● **Your assignment**
Retype all the data word for word.

● **Listed entries**
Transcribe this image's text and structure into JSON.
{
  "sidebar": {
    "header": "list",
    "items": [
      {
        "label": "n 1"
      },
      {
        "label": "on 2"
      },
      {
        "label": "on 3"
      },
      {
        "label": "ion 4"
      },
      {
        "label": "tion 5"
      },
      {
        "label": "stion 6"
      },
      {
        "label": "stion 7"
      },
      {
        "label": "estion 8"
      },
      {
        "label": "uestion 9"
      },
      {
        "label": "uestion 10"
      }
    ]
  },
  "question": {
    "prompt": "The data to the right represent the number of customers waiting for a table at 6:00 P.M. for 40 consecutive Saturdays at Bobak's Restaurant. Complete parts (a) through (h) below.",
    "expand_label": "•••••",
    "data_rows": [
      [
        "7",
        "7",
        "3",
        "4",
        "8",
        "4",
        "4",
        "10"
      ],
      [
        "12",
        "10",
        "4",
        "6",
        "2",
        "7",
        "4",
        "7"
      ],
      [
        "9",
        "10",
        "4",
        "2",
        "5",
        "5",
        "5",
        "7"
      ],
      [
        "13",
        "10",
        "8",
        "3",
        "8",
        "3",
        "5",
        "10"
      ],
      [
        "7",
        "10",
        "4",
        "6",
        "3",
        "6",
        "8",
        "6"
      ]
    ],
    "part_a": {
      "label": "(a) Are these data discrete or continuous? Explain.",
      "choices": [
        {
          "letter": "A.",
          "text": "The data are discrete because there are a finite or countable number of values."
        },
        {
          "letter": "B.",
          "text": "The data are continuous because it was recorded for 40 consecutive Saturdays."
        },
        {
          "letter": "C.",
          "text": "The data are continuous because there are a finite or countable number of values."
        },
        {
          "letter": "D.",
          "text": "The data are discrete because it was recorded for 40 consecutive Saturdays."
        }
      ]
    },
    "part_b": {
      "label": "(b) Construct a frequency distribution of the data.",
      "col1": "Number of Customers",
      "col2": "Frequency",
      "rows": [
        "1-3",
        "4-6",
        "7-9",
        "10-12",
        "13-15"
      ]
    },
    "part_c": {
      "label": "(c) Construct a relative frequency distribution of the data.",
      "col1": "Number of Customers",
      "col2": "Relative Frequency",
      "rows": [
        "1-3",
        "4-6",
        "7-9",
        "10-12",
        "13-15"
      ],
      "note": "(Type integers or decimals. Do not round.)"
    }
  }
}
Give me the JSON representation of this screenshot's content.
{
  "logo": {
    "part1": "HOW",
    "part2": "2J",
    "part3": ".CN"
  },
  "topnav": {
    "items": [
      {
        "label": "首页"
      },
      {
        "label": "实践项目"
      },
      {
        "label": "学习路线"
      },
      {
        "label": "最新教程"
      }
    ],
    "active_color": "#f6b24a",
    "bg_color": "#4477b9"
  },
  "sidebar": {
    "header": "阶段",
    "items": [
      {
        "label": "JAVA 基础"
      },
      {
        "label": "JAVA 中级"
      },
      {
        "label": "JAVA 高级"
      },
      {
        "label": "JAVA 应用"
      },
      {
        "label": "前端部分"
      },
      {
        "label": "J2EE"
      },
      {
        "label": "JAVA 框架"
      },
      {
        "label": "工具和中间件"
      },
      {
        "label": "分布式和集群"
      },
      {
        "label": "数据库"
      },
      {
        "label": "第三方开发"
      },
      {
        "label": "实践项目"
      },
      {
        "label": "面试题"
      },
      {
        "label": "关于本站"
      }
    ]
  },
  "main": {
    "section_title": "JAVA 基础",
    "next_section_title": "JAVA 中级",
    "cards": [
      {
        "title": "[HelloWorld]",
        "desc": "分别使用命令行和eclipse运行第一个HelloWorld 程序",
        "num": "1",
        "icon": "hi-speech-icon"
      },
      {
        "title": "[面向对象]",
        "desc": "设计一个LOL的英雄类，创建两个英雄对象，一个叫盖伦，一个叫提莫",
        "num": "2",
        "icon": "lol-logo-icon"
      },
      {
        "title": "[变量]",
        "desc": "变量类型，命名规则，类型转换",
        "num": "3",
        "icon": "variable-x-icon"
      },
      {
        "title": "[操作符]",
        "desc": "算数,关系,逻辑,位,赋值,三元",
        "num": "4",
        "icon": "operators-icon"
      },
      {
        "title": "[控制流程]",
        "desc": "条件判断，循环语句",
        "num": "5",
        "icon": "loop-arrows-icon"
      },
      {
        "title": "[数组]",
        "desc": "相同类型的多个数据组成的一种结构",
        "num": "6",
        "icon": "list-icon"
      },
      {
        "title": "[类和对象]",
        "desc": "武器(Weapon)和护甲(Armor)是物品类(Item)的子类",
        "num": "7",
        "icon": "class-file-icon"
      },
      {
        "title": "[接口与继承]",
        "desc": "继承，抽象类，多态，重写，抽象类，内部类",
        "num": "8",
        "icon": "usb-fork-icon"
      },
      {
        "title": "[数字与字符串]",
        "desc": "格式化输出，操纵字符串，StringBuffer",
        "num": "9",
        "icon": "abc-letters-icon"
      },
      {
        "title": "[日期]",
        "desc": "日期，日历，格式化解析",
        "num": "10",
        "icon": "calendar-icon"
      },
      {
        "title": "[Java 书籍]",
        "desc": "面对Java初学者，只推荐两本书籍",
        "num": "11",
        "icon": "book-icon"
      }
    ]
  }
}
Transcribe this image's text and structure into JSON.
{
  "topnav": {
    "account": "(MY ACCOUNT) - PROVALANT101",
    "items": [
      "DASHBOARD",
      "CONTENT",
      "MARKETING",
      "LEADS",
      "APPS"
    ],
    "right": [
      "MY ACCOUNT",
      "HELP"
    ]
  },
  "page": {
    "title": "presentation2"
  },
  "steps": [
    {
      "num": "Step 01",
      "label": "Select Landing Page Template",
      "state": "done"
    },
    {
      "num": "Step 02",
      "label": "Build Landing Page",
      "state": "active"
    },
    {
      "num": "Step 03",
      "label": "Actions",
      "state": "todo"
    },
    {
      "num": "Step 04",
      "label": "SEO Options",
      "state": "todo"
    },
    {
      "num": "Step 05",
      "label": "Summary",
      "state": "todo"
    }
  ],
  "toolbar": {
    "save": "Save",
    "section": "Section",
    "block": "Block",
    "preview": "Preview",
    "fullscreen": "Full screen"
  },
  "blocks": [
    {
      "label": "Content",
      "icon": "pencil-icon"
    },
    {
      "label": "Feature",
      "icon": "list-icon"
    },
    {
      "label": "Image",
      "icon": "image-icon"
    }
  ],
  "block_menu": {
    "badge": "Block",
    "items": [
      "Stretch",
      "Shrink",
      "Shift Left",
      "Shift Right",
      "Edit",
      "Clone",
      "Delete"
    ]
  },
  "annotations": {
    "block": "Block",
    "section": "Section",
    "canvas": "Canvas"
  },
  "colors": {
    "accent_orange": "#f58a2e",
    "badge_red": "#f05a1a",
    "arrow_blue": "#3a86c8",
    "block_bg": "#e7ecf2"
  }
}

● **Exercise output**
Transcribe this image's text and structure into JSON.
{
  "sidebar": {
    "header": "list",
    "items": [
      {
        "label": "n 1"
      },
      {
        "label": "on 2"
      },
      {
        "label": "on 3"
      },
      {
        "label": "ion 4"
      },
      {
        "label": "tion 5"
      },
      {
        "label": "stion 6"
      },
      {
        "label": "stion 7"
      },
      {
        "label": "estion 8"
      },
      {
        "label": "uestion 9"
      },
      {
        "label": "uestion 10"
      }
    ]
  },
  "question": {
    "prompt": "The data to the right represent the number of customers waiting for a table at 6:00 P.M. for 40 consecutive Saturdays at Bobak's Restaurant. Complete parts (a) through (h) below.",
    "expand_label": "•••••",
    "data_rows": [
      [
        "7",
        "7",
        "3",
        "4",
        "8",
        "4",
        "4",
        "10"
      ],
      [
        "12",
        "10",
        "4",
        "6",
        "2",
        "7",
        "4",
        "7"
      ],
      [
        "9",
        "10",
        "4",
        "2",
        "5",
        "5",
        "5",
        "7"
      ],
      [
        "13",
        "10",
        "8",
        "3",
        "8",
        "3",
        "5",
        "10"
      ],
      [
        "7",
        "10",
        "4",
        "6",
        "3",
        "6",
        "8",
        "6"
      ]
    ],
    "part_a": {
      "label": "(a) Are these data discrete or continuous? Explain.",
      "choices": [
        {
          "letter": "A.",
          "text": "The data are discrete because there are a finite or countable number of values."
        },
        {
          "letter": "B.",
          "text": "The data are continuous because it was recorded for 40 consecutive Saturdays."
        },
        {
          "letter": "C.",
          "text": "The data are continuous because there are a finite or countable number of values."
        },
        {
          "letter": "D.",
          "text": "The data are discrete because it was recorded for 40 consecutive Saturdays."
        }
      ]
    },
    "part_b": {
      "label": "(b) Construct a frequency distribution of the data.",
      "col1": "Number of Customers",
      "col2": "Frequency",
      "rows": [
        "1-3",
        "4-6",
        "7-9",
        "10-12",
        "13-15"
      ]
    },
    "part_c": {
      "label": "(c) Construct a relative frequency distribution of the data.",
      "col1": "Number of Customers",
      "col2": "Relative Frequency",
      "rows": [
        "1-3",
        "4-6",
        "7-9",
        "10-12",
        "13-15"
      ],
      "note": "(Type integers or decimals. Do not round.)"
    }
  }
}
Give me the JSON representation of this screenshot's content.
{
  "logo": {
    "part1": "HOW",
    "part2": "2J",
    "part3": ".CN"
  },
  "topnav": {
    "items": [
      {
        "label": "首页"
      },
      {
        "label": "实践项目"
      },
      {
        "label": "学习路线"
      },
      {
        "label": "最新教程"
      }
    ],
    "active_color": "#f6b24a",
    "bg_color": "#4477b9"
  },
  "sidebar": {
    "header": "阶段",
    "items": [
      {
        "label": "JAVA 基础"
      },
      {
        "label": "JAVA 中级"
      },
      {
        "label": "JAVA 高级"
      },
      {
        "label": "JAVA 应用"
      },
      {
        "label": "前端部分"
      },
      {
        "label": "J2EE"
      },
      {
        "label": "JAVA 框架"
      },
      {
        "label": "工具和中间件"
      },
      {
        "label": "分布式和集群"
      },
      {
        "label": "数据库"
      },
      {
        "label": "第三方开发"
      },
      {
        "label": "实践项目"
      },
      {
        "label": "面试题"
      },
      {
        "label": "关于本站"
      }
    ]
  },
  "main": {
    "section_title": "JAVA 基础",
    "next_section_title": "JAVA 中级",
    "cards": [
      {
        "title": "[HelloWorld]",
        "desc": "分别使用命令行和eclipse运行第一个HelloWorld 程序",
        "num": "1",
        "icon": "hi-speech-icon"
      },
      {
        "title": "[面向对象]",
        "desc": "设计一个LOL的英雄类，创建两个英雄对象，一个叫盖伦，一个叫提莫",
        "num": "2",
        "icon": "lol-logo-icon"
      },
      {
        "title": "[变量]",
        "desc": "变量类型，命名规则，类型转换",
        "num": "3",
        "icon": "variable-x-icon"
      },
      {
        "title": "[操作符]",
        "desc": "算数,关系,逻辑,位,赋值,三元",
        "num": "4",
        "icon": "operators-icon"
      },
      {
        "title": "[控制流程]",
        "desc": "条件判断，循环语句",
        "num": "5",
        "icon": "loop-arrows-icon"
      },
      {
        "title": "[数组]",
        "desc": "相同类型的多个数据组成的一种结构",
        "num": "6",
        "icon": "list-icon"
      },
      {
        "title": "[类和对象]",
        "desc": "武器(Weapon)和护甲(Armor)是物品类(Item)的子类",
        "num": "7",
        "icon": "class-file-icon"
      },
      {
        "title": "[接口与继承]",
        "desc": "继承，抽象类，多态，重写，抽象类，内部类",
        "num": "8",
        "icon": "usb-fork-icon"
      },
      {
        "title": "[数字与字符串]",
        "desc": "格式化输出，操纵字符串，StringBuffer",
        "num": "9",
        "icon": "abc-letters-icon"
      },
      {
        "title": "[日期]",
        "desc": "日期，日历，格式化解析",
        "num": "10",
        "icon": "calendar-icon"
      },
      {
        "title": "[Java 书籍]",
        "desc": "面对Java初学者，只推荐两本书籍",
        "num": "11",
        "icon": "book-icon"
      }
    ]
  }
}
Transcribe this image's text and structure into JSON.
{
  "topnav": {
    "account": "(MY ACCOUNT) - PROVALANT101",
    "items": [
      "DASHBOARD",
      "CONTENT",
      "MARKETING",
      "LEADS",
      "APPS"
    ],
    "right": [
      "MY ACCOUNT",
      "HELP"
    ]
  },
  "page": {
    "title": "presentation2"
  },
  "steps": [
    {
      "num": "Step 01",
      "label": "Select Landing Page Template",
      "state": "done"
    },
    {
      "num": "Step 02",
      "label": "Build Landing Page",
      "state": "active"
    },
    {
      "num": "Step 03",
      "label": "Actions",
      "state": "todo"
    },
    {
      "num": "Step 04",
      "label": "SEO Options",
      "state": "todo"
    },
    {
      "num": "Step 05",
      "label": "Summary",
      "state": "todo"
    }
  ],
  "toolbar": {
    "save": "Save",
    "section": "Section",
    "block": "Block",
    "preview": "Preview",
    "fullscreen": "Full screen"
  },
  "blocks": [
    {
      "label": "Content",
      "icon": "pencil-icon"
    },
    {
      "label": "Feature",
      "icon": "list-icon"
    },
    {
      "label": "Image",
      "icon": "image-icon"
    }
  ],
  "block_menu": {
    "badge": "Block",
    "items": [
      "Stretch",
      "Shrink",
      "Shift Left",
      "Shift Right",
      "Edit",
      "Clone",
      "Delete"
    ]
  },
  "annotations": {
    "block": "Block",
    "section": "Section",
    "canvas": "Canvas"
  },
  "colors": {
    "accent_orange": "#f58a2e",
    "badge_red": "#f05a1a",
    "arrow_blue": "#3a86c8",
    "block_bg": "#e7ecf2"
  }
}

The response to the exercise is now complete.